■ Requirement ■
Scan the data below and report how many lines include the word "Modify". Nothing else is wanted.

Recorded data:
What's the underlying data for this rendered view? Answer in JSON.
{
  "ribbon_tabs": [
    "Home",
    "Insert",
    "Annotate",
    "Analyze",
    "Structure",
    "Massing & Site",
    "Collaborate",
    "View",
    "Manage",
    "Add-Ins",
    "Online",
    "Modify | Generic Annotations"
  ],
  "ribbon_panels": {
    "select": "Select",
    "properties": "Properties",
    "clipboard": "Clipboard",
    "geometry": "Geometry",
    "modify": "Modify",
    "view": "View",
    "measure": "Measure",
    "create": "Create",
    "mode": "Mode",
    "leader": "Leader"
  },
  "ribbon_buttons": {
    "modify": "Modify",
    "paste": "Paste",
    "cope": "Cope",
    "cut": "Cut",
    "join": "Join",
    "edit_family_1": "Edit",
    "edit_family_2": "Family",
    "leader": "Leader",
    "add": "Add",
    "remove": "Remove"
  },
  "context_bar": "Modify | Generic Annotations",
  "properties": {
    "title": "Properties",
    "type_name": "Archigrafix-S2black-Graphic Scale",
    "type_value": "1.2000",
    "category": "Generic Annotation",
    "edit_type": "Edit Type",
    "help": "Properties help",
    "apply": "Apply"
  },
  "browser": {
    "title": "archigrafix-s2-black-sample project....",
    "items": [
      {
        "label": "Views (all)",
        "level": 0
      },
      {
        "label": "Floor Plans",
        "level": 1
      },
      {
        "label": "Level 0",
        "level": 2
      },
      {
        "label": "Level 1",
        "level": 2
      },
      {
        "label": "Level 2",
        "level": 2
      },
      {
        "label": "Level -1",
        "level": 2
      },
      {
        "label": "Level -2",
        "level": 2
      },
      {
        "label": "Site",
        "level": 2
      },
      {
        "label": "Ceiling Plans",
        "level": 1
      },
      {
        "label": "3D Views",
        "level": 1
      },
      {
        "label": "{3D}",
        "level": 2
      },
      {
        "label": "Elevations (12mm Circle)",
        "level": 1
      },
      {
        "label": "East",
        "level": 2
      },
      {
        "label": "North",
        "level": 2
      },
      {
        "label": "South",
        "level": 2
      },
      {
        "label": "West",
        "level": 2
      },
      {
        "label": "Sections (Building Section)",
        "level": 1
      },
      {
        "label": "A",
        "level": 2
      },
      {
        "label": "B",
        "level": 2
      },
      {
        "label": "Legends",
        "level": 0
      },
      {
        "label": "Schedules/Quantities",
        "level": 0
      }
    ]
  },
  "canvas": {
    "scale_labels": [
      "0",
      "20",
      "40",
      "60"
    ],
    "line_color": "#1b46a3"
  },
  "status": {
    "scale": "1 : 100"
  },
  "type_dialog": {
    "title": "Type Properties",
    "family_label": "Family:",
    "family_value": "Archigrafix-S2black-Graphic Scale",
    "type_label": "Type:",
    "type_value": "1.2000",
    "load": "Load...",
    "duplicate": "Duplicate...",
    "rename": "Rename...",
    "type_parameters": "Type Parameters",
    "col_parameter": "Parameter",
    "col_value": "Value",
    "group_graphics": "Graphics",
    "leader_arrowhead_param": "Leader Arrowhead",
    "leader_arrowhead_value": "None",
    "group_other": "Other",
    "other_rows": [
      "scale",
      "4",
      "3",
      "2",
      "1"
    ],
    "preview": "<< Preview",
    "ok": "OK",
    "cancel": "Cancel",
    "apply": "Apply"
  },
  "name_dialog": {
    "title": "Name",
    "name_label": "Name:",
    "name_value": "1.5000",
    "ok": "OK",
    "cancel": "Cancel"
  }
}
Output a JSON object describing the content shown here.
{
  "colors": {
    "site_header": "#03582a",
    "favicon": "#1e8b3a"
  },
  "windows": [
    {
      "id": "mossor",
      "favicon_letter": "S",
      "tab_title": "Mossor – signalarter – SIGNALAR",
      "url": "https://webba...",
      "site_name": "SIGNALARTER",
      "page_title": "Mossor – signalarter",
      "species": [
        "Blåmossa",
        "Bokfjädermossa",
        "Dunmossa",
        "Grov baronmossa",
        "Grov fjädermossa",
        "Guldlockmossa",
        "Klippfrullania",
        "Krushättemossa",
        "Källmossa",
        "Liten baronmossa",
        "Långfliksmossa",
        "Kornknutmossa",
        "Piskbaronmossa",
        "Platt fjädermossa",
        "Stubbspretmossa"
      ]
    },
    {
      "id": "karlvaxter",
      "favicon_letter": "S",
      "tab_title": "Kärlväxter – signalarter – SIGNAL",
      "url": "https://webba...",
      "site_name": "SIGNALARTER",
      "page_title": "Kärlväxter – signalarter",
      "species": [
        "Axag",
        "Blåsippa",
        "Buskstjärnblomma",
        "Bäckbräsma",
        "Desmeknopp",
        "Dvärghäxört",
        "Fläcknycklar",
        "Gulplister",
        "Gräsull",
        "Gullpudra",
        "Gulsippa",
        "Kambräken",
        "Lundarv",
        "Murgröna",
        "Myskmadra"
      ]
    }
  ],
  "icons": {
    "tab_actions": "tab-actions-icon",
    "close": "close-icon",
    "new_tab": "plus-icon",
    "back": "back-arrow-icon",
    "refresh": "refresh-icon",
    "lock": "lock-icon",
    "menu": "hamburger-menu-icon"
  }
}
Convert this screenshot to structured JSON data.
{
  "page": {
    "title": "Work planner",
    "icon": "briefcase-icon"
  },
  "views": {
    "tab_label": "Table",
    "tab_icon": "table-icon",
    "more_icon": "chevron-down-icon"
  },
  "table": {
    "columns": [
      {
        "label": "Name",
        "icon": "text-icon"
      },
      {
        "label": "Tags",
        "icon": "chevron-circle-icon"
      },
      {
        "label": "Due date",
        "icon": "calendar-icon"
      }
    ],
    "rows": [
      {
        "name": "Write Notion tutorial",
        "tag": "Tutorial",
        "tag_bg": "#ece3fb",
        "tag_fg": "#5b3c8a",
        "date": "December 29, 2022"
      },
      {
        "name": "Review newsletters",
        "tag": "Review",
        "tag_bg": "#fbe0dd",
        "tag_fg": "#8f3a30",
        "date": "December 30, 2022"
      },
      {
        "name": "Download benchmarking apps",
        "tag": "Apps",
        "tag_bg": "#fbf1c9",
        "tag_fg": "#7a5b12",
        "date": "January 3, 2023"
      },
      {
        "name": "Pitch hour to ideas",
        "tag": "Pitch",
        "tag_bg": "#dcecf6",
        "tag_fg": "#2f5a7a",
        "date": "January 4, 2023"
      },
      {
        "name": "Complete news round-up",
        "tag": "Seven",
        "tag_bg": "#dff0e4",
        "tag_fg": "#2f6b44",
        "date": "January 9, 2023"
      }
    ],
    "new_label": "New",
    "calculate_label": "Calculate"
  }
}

■ Task response ■
4